_PROBLEM_
Every entry below should be printed again exactly as it reads.

_EXERCISE INPUTS_
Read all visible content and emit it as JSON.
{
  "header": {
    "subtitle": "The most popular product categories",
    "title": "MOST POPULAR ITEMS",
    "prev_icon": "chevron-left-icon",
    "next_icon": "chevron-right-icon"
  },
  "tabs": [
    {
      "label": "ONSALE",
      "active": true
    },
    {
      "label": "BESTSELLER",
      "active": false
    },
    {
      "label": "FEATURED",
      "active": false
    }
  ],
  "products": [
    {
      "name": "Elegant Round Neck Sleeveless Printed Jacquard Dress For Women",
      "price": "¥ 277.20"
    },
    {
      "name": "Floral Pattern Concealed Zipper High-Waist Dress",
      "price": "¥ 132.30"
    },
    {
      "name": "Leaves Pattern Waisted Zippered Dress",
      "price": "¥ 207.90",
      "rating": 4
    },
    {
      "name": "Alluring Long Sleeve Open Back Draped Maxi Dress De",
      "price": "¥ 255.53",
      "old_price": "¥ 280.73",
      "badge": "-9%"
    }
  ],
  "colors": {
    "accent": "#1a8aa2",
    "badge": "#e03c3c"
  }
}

_RESULT FOR THIS TASK_
Read all visible content and emit it as JSON.
{
  "header": {
    "subtitle": "The most popular product categories",
    "title": "MOST POPULAR ITEMS",
    "prev_icon": "chevron-left-icon",
    "next_icon": "chevron-right-icon"
  },
  "tabs": [
    {
      "label": "ONSALE",
      "active": true
    },
    {
      "label": "BESTSELLER",
      "active": false
    },
    {
      "label": "FEATURED",
      "active": false
    }
  ],
  "products": [
    {
      "name": "Elegant Round Neck Sleeveless Printed Jacquard Dress For Women",
      "price": "¥ 277.20"
    },
    {
      "name": "Floral Pattern Concealed Zipper High-Waist Dress",
      "price": "¥ 132.30"
    },
    {
      "name": "Leaves Pattern Waisted Zippered Dress",
      "price": "¥ 207.90",
      "rating": 4
    },
    {
      "name": "Alluring Long Sleeve Open Back Draped Maxi Dress De",
      "price": "¥ 255.53",
      "old_price": "¥ 280.73",
      "badge": "-9%"
    }
  ],
  "colors": {
    "accent": "#1a8aa2",
    "badge": "#e03c3c"
  }
}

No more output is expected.